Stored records
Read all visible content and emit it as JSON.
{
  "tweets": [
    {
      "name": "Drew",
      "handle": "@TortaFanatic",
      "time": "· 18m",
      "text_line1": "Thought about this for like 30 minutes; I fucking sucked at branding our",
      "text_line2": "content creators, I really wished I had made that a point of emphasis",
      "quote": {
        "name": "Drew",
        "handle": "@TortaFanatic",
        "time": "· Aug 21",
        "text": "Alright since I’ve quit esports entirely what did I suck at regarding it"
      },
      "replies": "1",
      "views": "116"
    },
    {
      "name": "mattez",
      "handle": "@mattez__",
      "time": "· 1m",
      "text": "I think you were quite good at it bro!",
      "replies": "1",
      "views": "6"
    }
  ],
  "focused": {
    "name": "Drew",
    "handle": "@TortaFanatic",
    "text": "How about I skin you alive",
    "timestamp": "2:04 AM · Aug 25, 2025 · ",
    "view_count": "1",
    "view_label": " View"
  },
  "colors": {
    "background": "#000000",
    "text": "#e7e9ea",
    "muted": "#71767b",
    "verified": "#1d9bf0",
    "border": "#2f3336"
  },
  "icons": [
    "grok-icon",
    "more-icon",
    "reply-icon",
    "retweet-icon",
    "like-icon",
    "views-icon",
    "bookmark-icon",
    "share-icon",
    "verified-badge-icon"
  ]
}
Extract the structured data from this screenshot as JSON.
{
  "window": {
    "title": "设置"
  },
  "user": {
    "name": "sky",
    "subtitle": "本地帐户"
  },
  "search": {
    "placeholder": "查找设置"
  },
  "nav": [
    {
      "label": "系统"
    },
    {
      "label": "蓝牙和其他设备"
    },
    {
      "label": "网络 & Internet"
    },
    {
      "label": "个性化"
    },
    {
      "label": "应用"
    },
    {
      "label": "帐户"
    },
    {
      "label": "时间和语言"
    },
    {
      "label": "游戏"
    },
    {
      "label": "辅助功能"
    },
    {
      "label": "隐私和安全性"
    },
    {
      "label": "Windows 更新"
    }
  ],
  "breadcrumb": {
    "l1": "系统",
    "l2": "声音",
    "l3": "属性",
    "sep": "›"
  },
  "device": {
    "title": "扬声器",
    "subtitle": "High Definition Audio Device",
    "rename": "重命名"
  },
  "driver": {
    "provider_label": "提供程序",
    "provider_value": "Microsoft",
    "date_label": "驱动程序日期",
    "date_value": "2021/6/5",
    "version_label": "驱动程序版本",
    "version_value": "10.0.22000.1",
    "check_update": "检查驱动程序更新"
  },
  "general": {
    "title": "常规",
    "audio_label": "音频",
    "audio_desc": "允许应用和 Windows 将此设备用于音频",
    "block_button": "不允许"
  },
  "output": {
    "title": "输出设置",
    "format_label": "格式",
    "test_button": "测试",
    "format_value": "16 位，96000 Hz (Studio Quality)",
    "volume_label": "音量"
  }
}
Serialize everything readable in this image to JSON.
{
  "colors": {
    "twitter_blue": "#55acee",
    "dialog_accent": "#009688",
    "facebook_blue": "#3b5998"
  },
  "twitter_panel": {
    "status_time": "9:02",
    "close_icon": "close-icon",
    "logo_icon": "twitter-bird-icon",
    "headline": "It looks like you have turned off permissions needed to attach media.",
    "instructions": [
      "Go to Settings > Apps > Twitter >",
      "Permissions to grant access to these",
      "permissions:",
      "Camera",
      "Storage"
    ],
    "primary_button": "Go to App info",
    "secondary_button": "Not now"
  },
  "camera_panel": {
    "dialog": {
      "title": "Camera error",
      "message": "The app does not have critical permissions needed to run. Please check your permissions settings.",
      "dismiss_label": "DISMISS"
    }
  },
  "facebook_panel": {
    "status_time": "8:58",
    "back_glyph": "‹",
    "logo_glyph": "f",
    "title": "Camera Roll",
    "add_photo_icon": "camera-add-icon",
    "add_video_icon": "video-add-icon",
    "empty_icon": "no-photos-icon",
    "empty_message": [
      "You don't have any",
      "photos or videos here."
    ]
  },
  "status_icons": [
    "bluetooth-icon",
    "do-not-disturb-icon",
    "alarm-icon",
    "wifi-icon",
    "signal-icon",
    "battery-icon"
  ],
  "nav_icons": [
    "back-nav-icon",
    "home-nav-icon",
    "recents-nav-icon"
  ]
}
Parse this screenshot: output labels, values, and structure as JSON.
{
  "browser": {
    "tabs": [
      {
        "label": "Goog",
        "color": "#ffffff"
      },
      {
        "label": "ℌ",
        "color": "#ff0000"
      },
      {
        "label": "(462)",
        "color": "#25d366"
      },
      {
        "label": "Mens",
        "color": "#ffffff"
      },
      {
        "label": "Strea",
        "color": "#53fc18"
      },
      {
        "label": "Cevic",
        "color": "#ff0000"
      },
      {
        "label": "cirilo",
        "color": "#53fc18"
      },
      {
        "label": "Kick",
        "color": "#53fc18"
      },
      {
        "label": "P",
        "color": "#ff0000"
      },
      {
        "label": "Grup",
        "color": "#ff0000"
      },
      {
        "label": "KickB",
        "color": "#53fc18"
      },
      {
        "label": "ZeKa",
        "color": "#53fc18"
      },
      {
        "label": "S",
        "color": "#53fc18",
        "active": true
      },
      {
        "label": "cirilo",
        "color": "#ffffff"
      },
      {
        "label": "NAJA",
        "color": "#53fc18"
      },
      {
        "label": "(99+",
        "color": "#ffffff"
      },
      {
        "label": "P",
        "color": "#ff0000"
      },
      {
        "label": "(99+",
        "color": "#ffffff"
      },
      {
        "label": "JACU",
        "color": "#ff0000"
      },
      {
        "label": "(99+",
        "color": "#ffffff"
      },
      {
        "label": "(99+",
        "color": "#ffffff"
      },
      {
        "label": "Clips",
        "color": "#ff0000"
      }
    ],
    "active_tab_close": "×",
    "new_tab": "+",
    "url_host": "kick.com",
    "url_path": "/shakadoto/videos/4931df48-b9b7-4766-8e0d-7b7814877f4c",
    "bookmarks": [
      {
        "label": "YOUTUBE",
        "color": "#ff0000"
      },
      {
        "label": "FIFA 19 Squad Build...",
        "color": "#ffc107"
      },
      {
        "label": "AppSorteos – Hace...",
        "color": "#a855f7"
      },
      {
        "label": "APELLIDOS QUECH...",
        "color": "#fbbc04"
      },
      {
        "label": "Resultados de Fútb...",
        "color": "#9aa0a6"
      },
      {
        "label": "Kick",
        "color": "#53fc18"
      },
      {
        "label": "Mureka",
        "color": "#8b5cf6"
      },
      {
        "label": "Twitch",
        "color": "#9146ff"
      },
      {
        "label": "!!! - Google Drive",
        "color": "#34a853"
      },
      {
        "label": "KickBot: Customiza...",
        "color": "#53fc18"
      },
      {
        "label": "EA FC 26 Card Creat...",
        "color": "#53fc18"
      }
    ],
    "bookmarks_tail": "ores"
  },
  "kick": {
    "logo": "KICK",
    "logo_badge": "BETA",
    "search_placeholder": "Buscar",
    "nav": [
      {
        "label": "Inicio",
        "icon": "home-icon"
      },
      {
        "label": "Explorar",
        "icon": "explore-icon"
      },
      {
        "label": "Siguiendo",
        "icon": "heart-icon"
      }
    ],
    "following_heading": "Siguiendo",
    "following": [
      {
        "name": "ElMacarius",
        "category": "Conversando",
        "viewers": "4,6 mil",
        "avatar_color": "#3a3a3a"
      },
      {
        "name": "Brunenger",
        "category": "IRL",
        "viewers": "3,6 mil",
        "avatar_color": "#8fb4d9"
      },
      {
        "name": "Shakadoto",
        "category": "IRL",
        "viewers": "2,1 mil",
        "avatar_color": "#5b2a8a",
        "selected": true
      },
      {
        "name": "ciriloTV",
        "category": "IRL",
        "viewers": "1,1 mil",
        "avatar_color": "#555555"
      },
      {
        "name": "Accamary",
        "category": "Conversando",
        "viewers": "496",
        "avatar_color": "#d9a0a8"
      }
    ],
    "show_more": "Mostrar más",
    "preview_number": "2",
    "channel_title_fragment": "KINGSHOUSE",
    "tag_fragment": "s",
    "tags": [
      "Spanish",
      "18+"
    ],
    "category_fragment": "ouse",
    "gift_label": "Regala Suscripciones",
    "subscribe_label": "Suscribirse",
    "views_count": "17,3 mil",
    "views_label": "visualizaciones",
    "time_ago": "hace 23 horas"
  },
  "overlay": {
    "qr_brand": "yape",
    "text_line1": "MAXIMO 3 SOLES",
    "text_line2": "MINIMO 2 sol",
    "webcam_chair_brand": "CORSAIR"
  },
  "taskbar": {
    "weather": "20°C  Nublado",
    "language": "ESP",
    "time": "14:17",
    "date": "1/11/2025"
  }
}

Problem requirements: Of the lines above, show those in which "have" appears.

Response box:
    "headline": "It looks like you have turned off permissions needed to attach media.",
      "message": "The app does not have critical permissions needed to run. Please check your permissions settings.",
      "You don't have any",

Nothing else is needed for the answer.